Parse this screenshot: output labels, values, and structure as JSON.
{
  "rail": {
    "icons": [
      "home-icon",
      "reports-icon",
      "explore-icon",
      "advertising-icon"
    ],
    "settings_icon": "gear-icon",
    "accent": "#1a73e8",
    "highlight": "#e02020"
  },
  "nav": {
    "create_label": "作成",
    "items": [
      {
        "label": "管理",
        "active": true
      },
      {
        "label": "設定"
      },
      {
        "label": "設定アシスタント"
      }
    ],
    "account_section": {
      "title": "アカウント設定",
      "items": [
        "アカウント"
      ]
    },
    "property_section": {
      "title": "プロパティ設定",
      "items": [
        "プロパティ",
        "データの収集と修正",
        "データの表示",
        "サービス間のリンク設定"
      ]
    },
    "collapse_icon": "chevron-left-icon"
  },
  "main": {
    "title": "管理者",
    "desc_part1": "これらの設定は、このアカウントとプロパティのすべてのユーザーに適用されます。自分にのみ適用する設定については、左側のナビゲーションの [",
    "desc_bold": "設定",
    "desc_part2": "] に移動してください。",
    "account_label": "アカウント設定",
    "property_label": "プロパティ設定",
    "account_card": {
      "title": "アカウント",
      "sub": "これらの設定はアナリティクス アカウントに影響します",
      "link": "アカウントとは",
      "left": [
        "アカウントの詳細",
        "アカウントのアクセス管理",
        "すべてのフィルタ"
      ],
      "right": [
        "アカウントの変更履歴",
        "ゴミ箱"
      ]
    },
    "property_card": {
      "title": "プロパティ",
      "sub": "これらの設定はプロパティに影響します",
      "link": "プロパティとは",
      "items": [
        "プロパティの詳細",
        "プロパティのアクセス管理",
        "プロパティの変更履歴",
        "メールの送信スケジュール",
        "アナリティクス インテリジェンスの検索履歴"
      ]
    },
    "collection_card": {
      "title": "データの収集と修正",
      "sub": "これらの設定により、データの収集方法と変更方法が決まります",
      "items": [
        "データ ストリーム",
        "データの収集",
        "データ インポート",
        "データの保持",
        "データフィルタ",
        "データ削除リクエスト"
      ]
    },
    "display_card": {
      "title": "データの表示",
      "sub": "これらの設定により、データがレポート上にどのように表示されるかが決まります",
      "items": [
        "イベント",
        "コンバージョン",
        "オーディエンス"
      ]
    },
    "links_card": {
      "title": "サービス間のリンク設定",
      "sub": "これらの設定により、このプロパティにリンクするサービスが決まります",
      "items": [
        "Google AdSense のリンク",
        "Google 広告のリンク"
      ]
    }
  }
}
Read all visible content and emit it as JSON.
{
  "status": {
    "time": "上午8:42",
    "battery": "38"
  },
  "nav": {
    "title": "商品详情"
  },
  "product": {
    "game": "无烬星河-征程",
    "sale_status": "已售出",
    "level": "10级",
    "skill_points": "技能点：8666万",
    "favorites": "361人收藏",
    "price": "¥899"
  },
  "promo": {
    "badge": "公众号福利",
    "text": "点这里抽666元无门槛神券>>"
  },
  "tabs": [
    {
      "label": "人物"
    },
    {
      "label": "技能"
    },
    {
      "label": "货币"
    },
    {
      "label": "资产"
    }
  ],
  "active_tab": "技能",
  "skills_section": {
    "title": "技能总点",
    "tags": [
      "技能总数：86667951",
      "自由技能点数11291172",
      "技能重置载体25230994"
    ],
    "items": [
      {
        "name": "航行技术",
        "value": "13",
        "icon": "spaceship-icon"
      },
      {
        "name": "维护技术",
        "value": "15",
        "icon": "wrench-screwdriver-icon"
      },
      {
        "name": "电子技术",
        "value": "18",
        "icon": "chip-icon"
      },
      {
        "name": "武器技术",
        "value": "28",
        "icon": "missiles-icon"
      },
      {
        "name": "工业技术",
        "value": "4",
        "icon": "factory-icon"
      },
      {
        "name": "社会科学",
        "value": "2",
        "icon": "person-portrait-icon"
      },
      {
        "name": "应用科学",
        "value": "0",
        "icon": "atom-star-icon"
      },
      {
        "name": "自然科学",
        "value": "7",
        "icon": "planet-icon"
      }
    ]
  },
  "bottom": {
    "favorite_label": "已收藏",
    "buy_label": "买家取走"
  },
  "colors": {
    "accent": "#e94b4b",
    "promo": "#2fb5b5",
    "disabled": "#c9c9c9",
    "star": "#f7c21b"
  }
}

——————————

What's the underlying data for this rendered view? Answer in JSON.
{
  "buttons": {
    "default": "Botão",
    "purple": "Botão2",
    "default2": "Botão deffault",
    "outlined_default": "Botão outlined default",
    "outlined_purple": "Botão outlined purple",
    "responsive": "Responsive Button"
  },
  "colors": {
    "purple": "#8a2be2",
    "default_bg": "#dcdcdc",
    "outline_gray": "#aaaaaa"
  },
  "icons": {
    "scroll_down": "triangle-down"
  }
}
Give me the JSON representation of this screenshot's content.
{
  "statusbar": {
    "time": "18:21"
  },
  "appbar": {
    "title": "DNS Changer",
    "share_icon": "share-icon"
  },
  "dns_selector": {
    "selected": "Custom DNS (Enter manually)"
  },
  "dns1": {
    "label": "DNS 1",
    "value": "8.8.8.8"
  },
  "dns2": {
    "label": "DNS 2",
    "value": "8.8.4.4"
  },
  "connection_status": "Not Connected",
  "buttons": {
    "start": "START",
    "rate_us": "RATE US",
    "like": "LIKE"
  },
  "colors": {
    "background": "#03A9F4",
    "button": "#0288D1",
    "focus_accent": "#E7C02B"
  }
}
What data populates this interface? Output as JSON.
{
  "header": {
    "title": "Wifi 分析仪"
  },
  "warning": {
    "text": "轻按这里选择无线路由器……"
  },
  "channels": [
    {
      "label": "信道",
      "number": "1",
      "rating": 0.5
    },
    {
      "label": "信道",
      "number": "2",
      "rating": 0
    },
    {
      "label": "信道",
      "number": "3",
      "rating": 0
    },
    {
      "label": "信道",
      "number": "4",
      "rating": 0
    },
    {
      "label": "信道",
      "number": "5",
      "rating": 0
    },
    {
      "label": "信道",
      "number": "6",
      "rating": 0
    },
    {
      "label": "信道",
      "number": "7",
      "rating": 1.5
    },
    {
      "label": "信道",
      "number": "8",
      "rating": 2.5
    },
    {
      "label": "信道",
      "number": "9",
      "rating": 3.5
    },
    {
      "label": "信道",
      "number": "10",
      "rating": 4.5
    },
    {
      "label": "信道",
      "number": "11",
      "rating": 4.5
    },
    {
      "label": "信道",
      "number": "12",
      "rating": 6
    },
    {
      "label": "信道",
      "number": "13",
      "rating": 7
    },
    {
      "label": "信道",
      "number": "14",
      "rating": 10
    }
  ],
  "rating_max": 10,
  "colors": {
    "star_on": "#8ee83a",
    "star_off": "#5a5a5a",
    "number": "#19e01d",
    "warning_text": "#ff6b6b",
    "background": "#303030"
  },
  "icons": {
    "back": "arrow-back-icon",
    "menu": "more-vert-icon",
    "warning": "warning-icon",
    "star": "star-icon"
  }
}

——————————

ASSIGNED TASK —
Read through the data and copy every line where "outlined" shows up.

ANSWER TO THE EXERCISE —
    "outlined_default": "Botão outlined default",
    "outlined_purple": "Botão outlined purple",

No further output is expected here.